If you haven't heard about Whole Brain Teaching before, you might not want to start using the entire system this school year. However, if you're game for it, there are many easy-to-use strategies you can try out with your current class to get a feel for the techniques now. Then take your time reading about Whole Brain Teaching and checking out the free resources on the website so you'll be ready to go in the fall.

I wish I had learned about Whole Brain Teaching when I was still teaching because it sounds truly transformative! If you've had a tough school year, WBT might be just what you need to turn things around next year!

Disclaimer: Affiliate link included in this post. 

May 15, 2015

Gallon Robot: Fun with Measurement and Fractions!

Who can remember how many cups are in a gallon and how many pints are in a quart? I have to admit that I used to look this information up every time I needed it. The amounts are so arbitrary and random that I couldn't seem to memorize them. That all changed when I met Mr. Gallon, whom I affectionately renamed with the gender-free term Gallon Robot.

Variations of Mr. Gallon are all over the Internet, and I'm not sure if anyone knows exactly who dreamed up the concept. I first heard about it when my older daughter Wendy was in 3rd grade. Her teacher, Sue Simon, introduced her students to this visual aid so they could easily remember the conversions between gallons, quarts, cups, and pints. The large rectangle in the middle represents one gallon, the four pink rectangles represent four quarts, the green rectangles represent pints, and the small orange rectangles represent cups. When you look at the model, it's easy to see that there are 8 pints in a gallon, 2 pints in a quart, and so on. As soon as I met Mr. Gallon, I never had to look up those amounts again! I immediately taught the model to my 5th graders and began sharing the technique with teachers.

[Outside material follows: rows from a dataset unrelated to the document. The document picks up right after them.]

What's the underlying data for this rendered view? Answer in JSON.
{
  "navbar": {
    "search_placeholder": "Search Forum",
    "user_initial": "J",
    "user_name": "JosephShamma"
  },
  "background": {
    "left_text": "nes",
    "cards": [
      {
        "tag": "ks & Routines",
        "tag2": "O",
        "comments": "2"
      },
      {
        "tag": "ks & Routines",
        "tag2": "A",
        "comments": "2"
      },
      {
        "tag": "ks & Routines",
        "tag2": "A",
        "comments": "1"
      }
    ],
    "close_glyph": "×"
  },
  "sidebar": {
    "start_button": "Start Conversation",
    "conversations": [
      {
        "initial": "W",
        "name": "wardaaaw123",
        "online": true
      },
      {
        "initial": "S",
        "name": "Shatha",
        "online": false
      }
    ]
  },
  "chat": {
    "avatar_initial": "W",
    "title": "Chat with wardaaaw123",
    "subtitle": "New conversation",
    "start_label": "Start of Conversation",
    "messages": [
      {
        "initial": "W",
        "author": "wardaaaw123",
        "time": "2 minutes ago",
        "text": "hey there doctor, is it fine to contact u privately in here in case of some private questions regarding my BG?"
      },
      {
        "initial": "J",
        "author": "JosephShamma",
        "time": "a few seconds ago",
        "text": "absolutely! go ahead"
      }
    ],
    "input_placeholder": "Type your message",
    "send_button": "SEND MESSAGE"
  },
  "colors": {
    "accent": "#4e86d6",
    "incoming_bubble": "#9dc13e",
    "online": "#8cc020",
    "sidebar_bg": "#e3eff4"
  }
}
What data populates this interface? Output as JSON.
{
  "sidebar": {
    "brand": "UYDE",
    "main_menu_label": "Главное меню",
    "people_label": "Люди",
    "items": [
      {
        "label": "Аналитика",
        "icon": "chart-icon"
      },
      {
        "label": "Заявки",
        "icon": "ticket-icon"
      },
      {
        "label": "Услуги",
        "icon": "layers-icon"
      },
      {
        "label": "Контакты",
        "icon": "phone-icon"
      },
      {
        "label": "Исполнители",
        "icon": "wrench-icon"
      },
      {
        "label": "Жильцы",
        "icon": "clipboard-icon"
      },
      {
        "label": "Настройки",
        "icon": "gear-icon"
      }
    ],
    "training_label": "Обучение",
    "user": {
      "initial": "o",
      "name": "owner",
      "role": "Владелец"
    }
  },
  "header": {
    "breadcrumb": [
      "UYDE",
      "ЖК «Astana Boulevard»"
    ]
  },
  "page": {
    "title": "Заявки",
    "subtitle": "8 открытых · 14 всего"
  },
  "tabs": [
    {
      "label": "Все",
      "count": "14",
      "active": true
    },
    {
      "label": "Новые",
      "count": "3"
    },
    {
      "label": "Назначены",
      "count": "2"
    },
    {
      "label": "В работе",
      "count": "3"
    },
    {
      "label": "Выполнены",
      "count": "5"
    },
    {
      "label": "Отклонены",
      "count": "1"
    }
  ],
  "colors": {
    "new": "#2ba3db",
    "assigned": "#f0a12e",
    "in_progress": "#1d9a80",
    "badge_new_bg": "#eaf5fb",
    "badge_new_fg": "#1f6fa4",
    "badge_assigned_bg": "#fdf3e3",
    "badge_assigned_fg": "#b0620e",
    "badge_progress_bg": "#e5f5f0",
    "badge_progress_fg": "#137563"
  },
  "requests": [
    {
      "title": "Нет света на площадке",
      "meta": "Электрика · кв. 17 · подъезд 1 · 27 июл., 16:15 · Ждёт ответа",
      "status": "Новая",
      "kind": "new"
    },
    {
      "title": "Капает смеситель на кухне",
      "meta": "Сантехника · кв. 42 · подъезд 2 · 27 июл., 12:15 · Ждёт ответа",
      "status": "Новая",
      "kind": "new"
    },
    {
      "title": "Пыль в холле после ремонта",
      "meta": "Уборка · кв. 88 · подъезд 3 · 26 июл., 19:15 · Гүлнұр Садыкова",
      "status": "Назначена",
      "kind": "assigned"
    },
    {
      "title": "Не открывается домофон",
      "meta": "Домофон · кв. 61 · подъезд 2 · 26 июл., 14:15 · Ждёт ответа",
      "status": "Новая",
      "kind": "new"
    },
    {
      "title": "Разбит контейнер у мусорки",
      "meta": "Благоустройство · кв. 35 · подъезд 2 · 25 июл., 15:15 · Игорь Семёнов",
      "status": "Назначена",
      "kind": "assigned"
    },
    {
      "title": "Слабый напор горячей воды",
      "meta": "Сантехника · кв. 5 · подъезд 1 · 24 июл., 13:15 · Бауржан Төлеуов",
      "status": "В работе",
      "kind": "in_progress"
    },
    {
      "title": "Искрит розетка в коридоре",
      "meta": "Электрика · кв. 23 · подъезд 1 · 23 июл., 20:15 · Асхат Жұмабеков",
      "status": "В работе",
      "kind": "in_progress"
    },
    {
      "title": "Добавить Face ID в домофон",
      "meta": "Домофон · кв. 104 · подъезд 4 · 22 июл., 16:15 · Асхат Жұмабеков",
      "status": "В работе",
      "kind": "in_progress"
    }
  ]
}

Relating Customary Capacity Units to Fractions 
One thing that I love about Gallon Robot is how you can use this model to reinforce fraction concepts at the same time that you are reviewing customary units of capacity. I created a comprehensive packet of teaching materials to go along with the basic patterns shown above to make it easy to teach these concepts. Gallon Robot to the Rescue is available from my TpT store .

 Gallon Robot to the Rescue - a great resource for teaching customary capacity and fraction concepts!

When I created the patterns for Gallon Robot, I was very careful to make each part fractionally correct so that students can explore how the units are related. After students cut out all the pieces, they can use them in a fraction lesson before assembling them into Gallon Robot. For example, when students place the four quart patterns on top of the gallon pattern, they will see that four quarts equal one gallon. The patterns are black and white outlines, and I suggest printing each part on a different color paper to help students distinguish between them.

Gallon Robot to the Rescue includes cooperative learning activities, math center games, word problems, printables, teacher demonstration pages, and more! Here are a few sample pages from this resource, including a fun game called Fill 'Er Up in which students answer questions, spin a spinner, and add cups, pints, or quarts to their gallon buckets. The first to fill his or her bucket is the winner!

Gallon Robot to the Rescue is not a new product, but I did give it a brand new cover today. As I was working on updating it, I decided to feature it on my blog because it's a terrific, easy-to-use resource for teaching a difficult topic. If you teach customary units of capacity, you owe it to yourself to take a look at this time-saving resource. I also updated the cover of Customary Measurement Conversions, and if you don't have that ebook, you might want to check it out, too. With the activities in these two resources, your students will have fun as they learn to master customary measurement conversions!